Determine how many lines in the entries below hold "JSON". Respond with that number only.
__________
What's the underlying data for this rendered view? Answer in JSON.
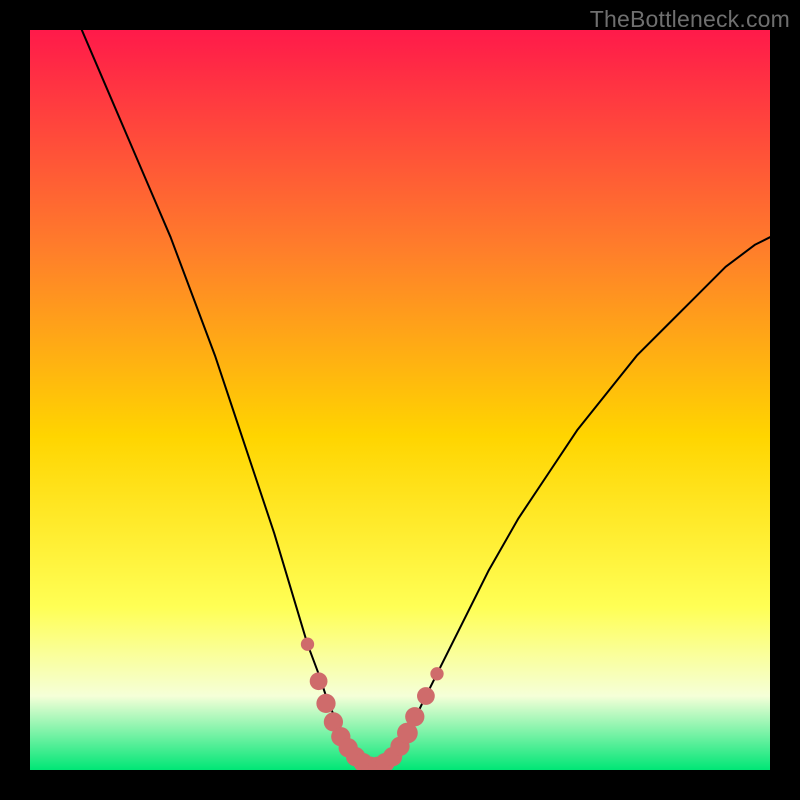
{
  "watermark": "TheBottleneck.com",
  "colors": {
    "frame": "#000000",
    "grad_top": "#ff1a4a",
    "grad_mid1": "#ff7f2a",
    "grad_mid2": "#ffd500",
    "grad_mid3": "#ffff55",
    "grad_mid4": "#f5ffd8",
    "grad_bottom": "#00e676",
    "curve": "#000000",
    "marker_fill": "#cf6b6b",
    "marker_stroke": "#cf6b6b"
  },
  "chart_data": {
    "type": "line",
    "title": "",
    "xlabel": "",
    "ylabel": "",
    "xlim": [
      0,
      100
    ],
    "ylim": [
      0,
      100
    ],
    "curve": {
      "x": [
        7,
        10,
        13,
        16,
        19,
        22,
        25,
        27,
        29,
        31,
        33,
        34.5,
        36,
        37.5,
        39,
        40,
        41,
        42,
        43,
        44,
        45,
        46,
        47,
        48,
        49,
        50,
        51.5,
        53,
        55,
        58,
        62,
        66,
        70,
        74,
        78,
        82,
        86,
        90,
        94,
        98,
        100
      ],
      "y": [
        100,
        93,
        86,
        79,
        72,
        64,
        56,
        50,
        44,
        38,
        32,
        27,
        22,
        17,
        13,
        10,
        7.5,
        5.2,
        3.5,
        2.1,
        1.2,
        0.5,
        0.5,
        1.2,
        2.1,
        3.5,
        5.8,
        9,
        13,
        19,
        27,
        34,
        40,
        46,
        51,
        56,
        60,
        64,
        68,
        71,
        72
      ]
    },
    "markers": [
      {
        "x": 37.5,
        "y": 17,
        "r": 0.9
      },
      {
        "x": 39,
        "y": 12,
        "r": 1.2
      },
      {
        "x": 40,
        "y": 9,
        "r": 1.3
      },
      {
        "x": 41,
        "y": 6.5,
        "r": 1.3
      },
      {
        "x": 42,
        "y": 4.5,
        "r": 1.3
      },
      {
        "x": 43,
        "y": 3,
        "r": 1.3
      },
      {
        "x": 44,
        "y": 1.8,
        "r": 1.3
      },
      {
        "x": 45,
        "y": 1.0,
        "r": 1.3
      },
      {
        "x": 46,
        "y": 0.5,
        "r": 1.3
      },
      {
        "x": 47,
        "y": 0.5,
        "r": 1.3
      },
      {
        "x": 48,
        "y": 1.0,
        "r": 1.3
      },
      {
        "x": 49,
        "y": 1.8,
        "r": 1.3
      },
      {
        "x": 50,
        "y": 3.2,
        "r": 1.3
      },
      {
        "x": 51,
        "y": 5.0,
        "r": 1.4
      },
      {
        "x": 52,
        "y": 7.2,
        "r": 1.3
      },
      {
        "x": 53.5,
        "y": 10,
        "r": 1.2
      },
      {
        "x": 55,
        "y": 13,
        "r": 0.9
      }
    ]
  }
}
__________
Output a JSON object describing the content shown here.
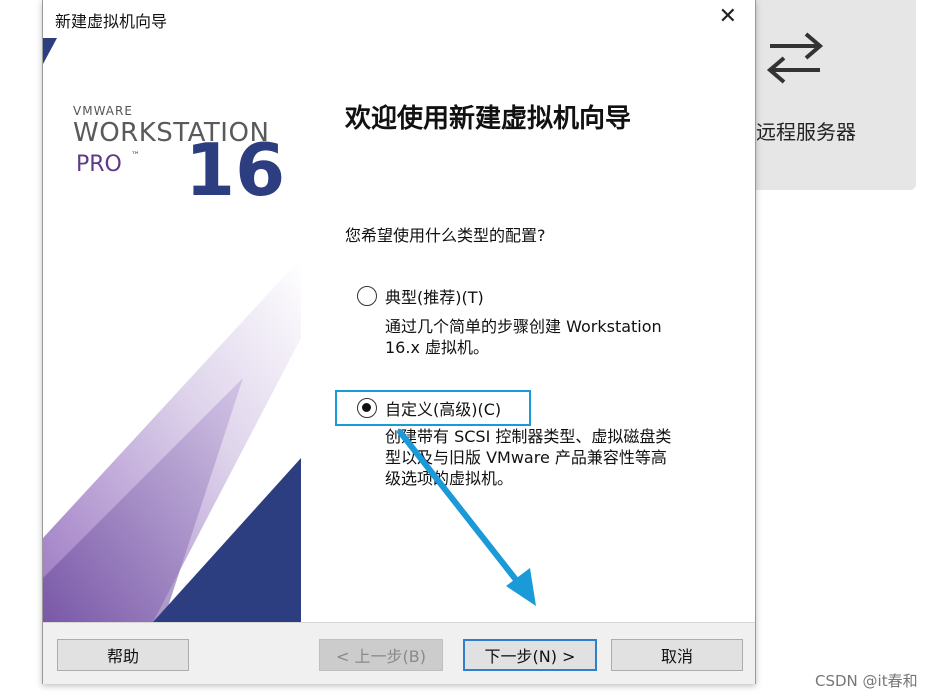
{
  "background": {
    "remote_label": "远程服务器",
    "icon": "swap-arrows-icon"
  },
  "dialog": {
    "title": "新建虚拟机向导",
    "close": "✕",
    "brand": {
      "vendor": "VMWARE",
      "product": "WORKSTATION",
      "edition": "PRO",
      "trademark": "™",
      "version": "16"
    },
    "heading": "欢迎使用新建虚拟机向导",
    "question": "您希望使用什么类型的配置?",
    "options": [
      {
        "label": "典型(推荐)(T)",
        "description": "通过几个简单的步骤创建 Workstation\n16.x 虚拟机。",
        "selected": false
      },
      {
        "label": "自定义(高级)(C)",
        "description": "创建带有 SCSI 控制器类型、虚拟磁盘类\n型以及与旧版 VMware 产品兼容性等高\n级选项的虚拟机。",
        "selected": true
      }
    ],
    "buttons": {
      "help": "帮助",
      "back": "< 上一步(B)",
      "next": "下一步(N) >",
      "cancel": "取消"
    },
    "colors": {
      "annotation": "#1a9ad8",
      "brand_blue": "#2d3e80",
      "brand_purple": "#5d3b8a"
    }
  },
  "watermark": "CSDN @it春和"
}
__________
◆ **Output below**
2